    • Order Form How to Order Phone your credit card order UK Freefone 0800 243407 Overseas +44 1243 843294 (Please tick box) Fax your order form to: +44 (0) 1243 843296 Handheld Computers for Doctors Post your order form to: Customer Service, John Wiley & Sons Ltd, 1 Oldlands Way, Bognor Regis, West Sussex, PO22 9SA, UK Hbk 0-470-85899-0 £19.99 / €29.90 Pub Date: March 2003 email: customer@wiley.co.uk Please include your postal delivery address. PLEASE QUOTE THE PROMOTION CODE SHOWN AT THE BOTTOM OF THIS PAGE Payment Methods Stay informed by Post or Email (Please tick one box only) Check out our new alerting service at: CHEQUE ENCLOSED PAYABLE TO JOHN W ILEY & www.wileyeurope.com/email SONS LTD FOR THE SUM OF : ________________ ALTERNATIVELY PLEASE INDICATE YOUR AREAS OF INTEREST: PLEASE CHARGE MY CREDIT/CHARGE CARD SWITCH MASTERCARD VISA AMERICAN EXPRESS DINERS CLUB JCB CARD NUMBER START DATE EXPIRY DATE Your Personal Data SWITCH ISSUE NUMBER We, John Wiley & Sons Ltd, will use the information you have provided to fulfilyour request. In addition, we would like to: CARD S ECURITY CODE 1. Use your information to keep you informed by post, e-mail or REQUIRED FOR SWITCH, MASTERCARD, VISA , AMERICAN EXPRESS telephone of titles and offers of interest to you and available from us or other Wiley Group companies worldwide, and may SIGNATURE OF CARDHOLDER: __________________________________ supply your details to members of the Wiley Group for this purpose. Order not valid unless signed Please tick the box if you do not wish to receive this information NAME OF CARDHOLDER: 2. Share your information with other carefully selected companies so that they may contact you by post, fax or e-mail with details of titles and offers ADDRESS: that may be of interest to you.
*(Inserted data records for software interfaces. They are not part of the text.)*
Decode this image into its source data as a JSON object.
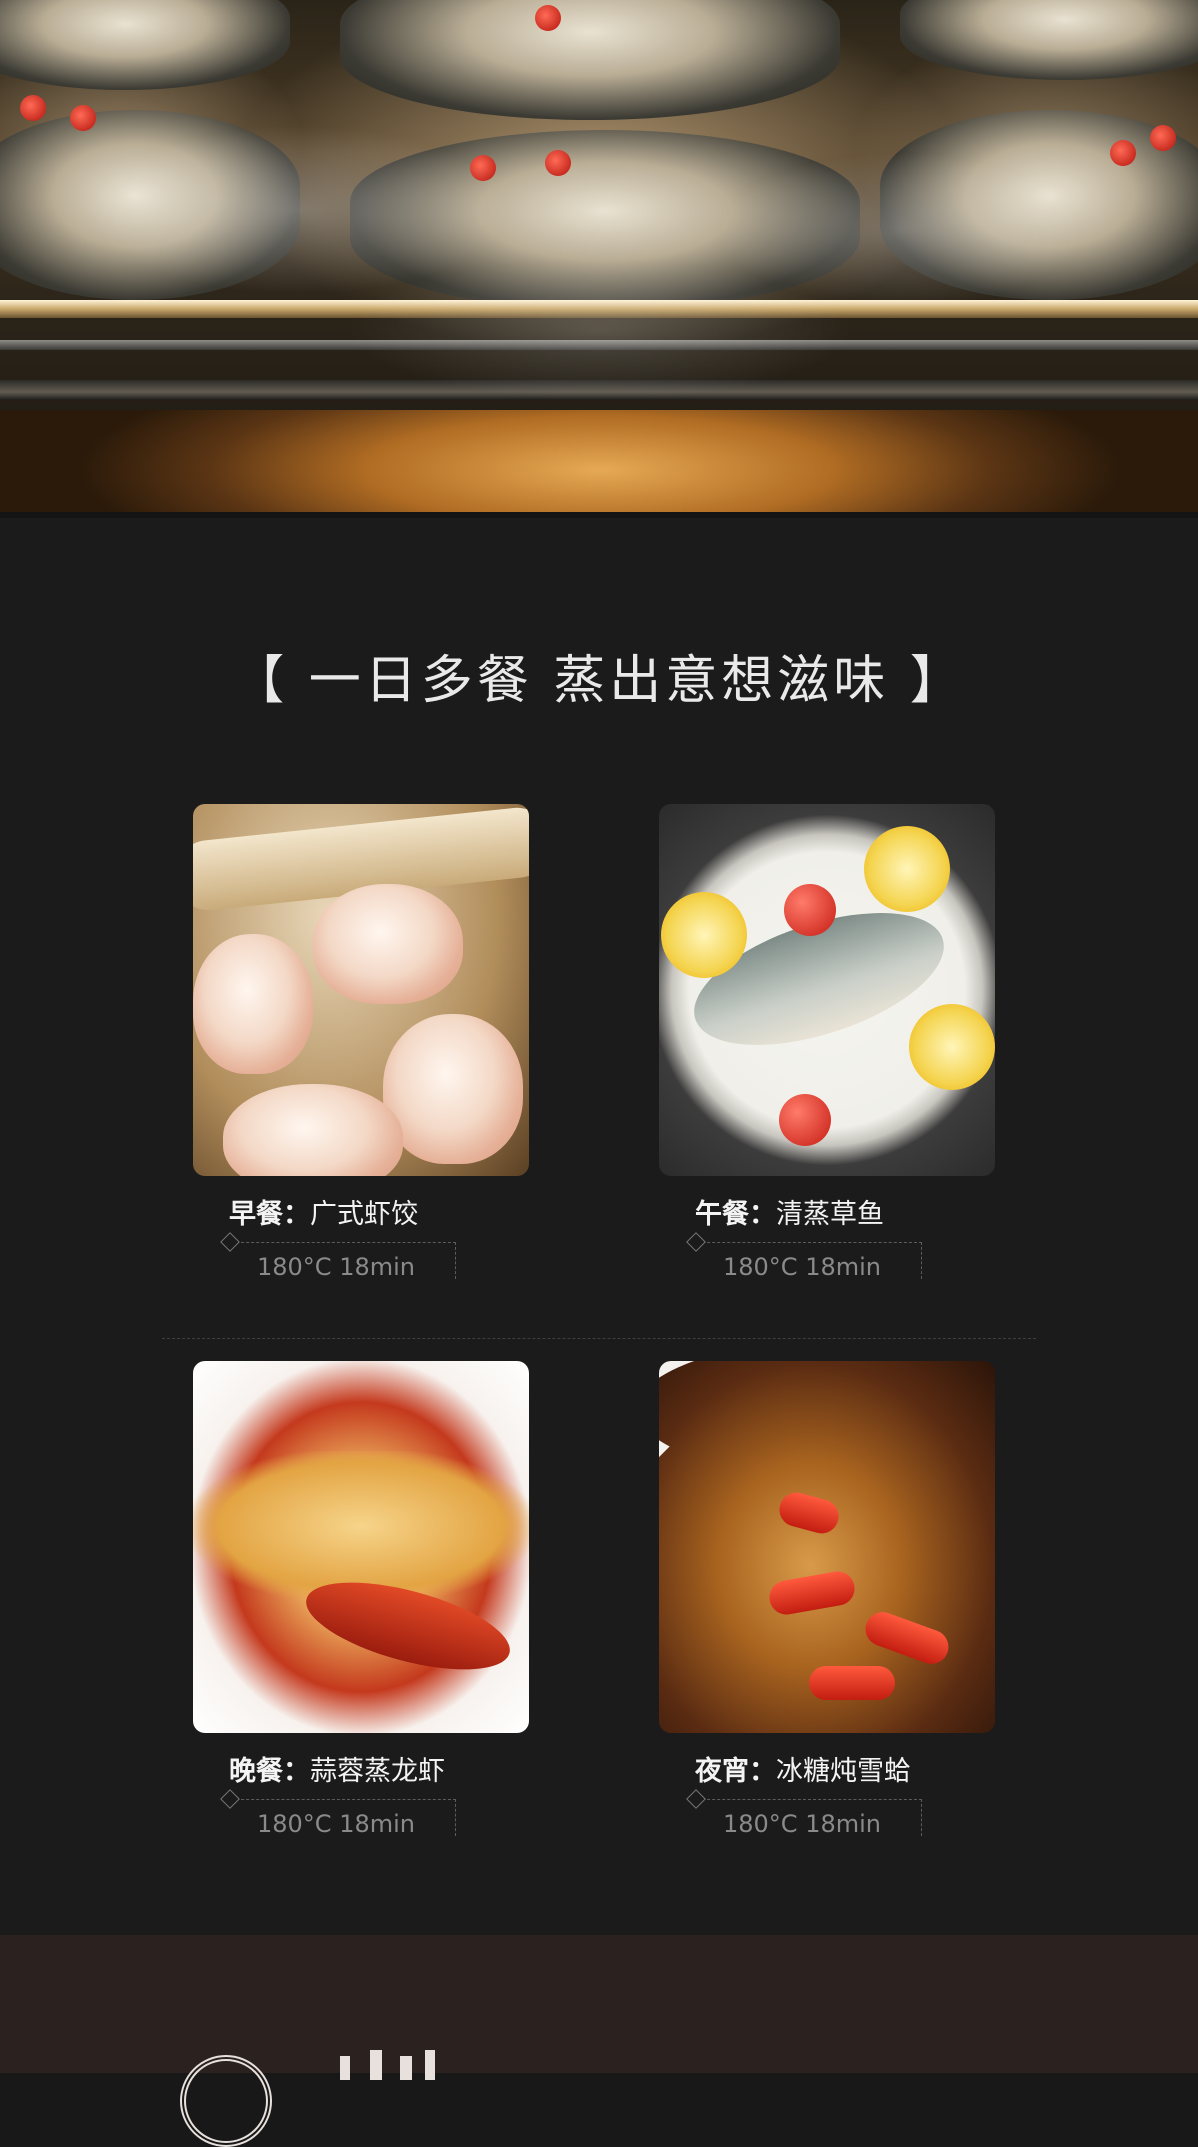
{
  "heading": "【 一日多餐  蒸出意想滋味 】",
  "meals": [
    {
      "label": "早餐：",
      "dish": "广式虾饺",
      "temp": "180°C 18min"
    },
    {
      "label": "午餐：",
      "dish": "清蒸草鱼",
      "temp": "180°C 18min"
    },
    {
      "label": "晚餐：",
      "dish": "蒜蓉蒸龙虾",
      "temp": "180°C 18min"
    },
    {
      "label": "夜宵：",
      "dish": "冰糖炖雪蛤",
      "temp": "180°C 18min"
    }
  ],
  "colors": {
    "background": "#1b1b1b",
    "heading": "#e9e9e9",
    "temp_text": "#8a8a8a",
    "footer": "#2b221f"
  }
}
Please tick the box if you do not wish to receive this information. POSTCODE: If, at any time, you wish to stop receiving information, please contact the INVOICE FOR PAYMENT PURCHASE ORDER NO ENCLOSED Database Marketing Department (databasegroup@wiley.co.uk) at John Wiley & Sons Ltd, The Atrium, Southern Gate, Chichester, PO19 8SQ, UK. EU customers please include your VAT number: Delivery Address DELIVERY Please add the following to your order to cover delivery of your books* UK customers add £3.50 European customers (both EU and non-EU destinations except the U.K.): Via surface add £4.50 (€7.40), Via air add £10.50 (€17.30). Non-European export destinations (eg Middle East, Far East etc.): Via surface add $10.00 (£6.60) Via air $20.00 (£13.25). * Delivery will be arranged by John Wiley & Sons Ltd on your behalf via Wiley Distribution Services Ltd. Alternatively you may collect your order by prior arrangement. We can also quote for delivery by courier. (Please email cs-books@wiley.co.uk for details). Promotion Code: The Information contained in this document or any attachment is confidential and/or legally privileged. This document is intended to be reviewed by the intended recipient only. In no way whatsoever is any information in this document to be passed on, disseminated or copied to any organisation outside of that which the intended recipient is employed.